* _Data section_:

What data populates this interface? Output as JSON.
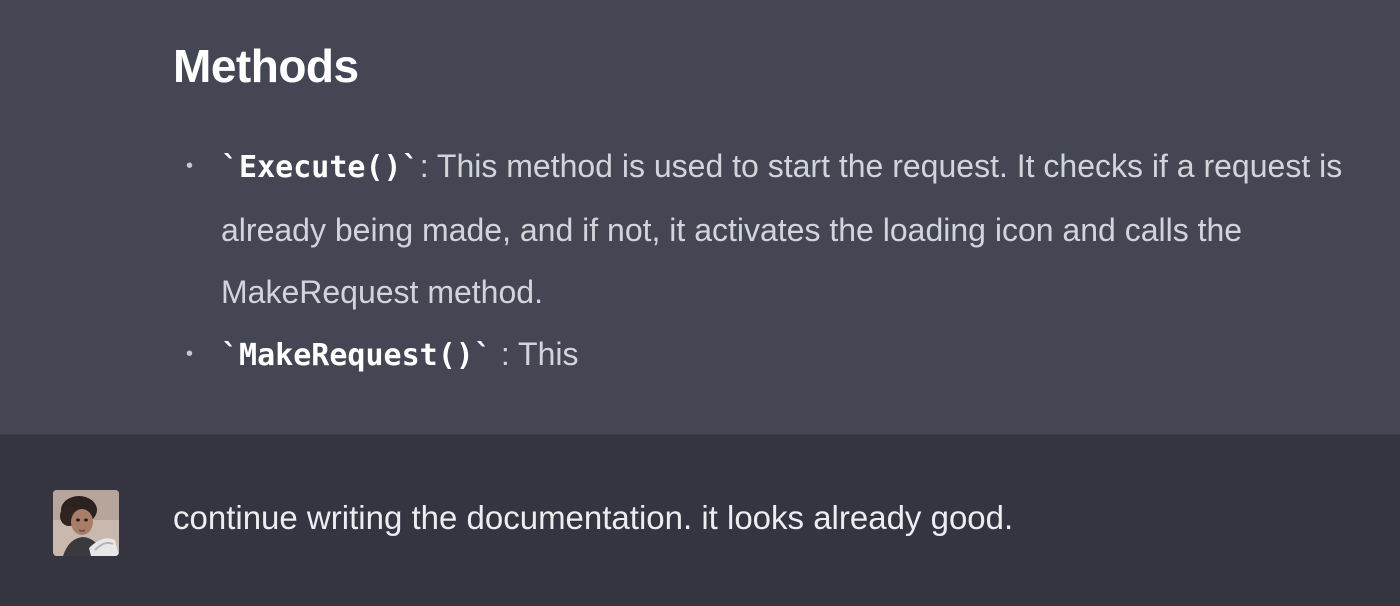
{
  "assistant_message": {
    "heading": "Methods",
    "items": [
      {
        "code": "`Execute()`",
        "text": ": This method is used to start the request. It checks if a request is already being made, and if not, it activates the loading icon and calls the MakeRequest method."
      },
      {
        "code": "`MakeRequest()`",
        "text": " : This"
      }
    ]
  },
  "user_message": {
    "avatar_icon": "user-photo-avatar",
    "text": "continue writing the documentation. it looks already good."
  },
  "colors": {
    "assistant_bg": "#444654",
    "user_bg": "#343541",
    "heading": "#ffffff",
    "body_text": "#d1d5db"
  }
}
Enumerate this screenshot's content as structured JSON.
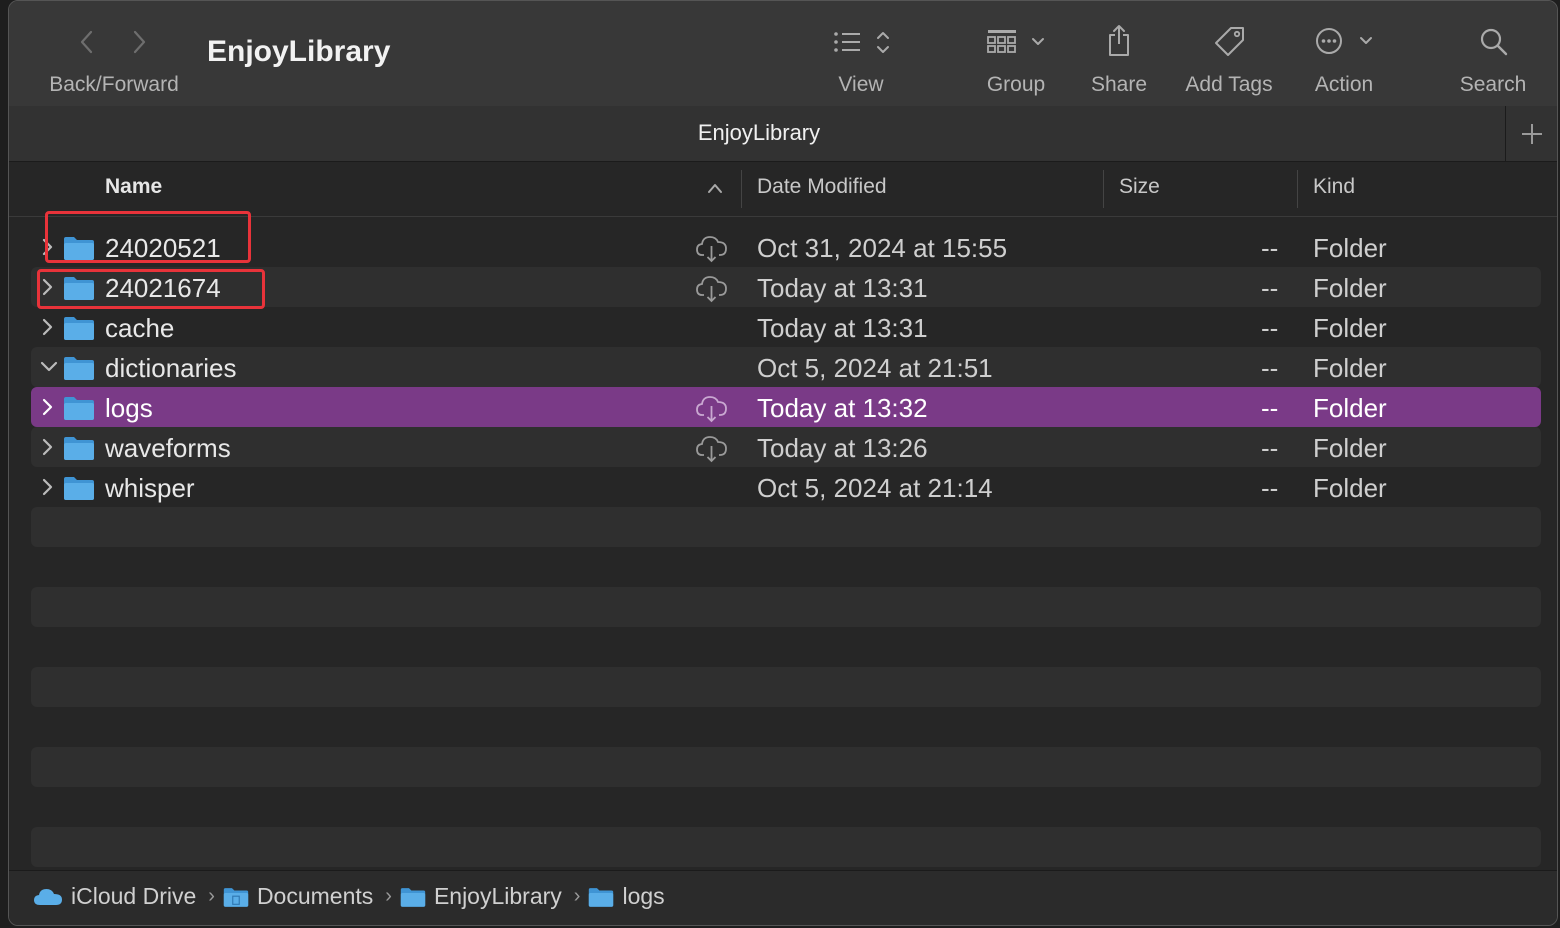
{
  "window": {
    "title": "EnjoyLibrary",
    "tab_title": "EnjoyLibrary"
  },
  "toolbar": {
    "back_forward_label": "Back/Forward",
    "view_label": "View",
    "group_label": "Group",
    "share_label": "Share",
    "add_tags_label": "Add Tags",
    "action_label": "Action",
    "search_label": "Search"
  },
  "columns": {
    "name": "Name",
    "date_modified": "Date Modified",
    "size": "Size",
    "kind": "Kind"
  },
  "rows": [
    {
      "name": "24020521",
      "date": "Oct 31, 2024 at 15:55",
      "size": "--",
      "kind": "Folder",
      "cloud": true,
      "expanded": false,
      "selected": false
    },
    {
      "name": "24021674",
      "date": "Today at 13:31",
      "size": "--",
      "kind": "Folder",
      "cloud": true,
      "expanded": false,
      "selected": false
    },
    {
      "name": "cache",
      "date": "Today at 13:31",
      "size": "--",
      "kind": "Folder",
      "cloud": false,
      "expanded": false,
      "selected": false
    },
    {
      "name": "dictionaries",
      "date": "Oct 5, 2024 at 21:51",
      "size": "--",
      "kind": "Folder",
      "cloud": false,
      "expanded": true,
      "selected": false
    },
    {
      "name": "logs",
      "date": "Today at 13:32",
      "size": "--",
      "kind": "Folder",
      "cloud": true,
      "expanded": false,
      "selected": true
    },
    {
      "name": "waveforms",
      "date": "Today at 13:26",
      "size": "--",
      "kind": "Folder",
      "cloud": true,
      "expanded": false,
      "selected": false
    },
    {
      "name": "whisper",
      "date": "Oct 5, 2024 at 21:14",
      "size": "--",
      "kind": "Folder",
      "cloud": false,
      "expanded": false,
      "selected": false
    }
  ],
  "path_bar": [
    "iCloud Drive",
    "Documents",
    "EnjoyLibrary",
    "logs"
  ],
  "colors": {
    "selection": "#7a3a87",
    "folder_blue": "#5aaee8",
    "highlight_box": "#e8333a"
  }
}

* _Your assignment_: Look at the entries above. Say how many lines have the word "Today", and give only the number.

* _Problem solution_: 4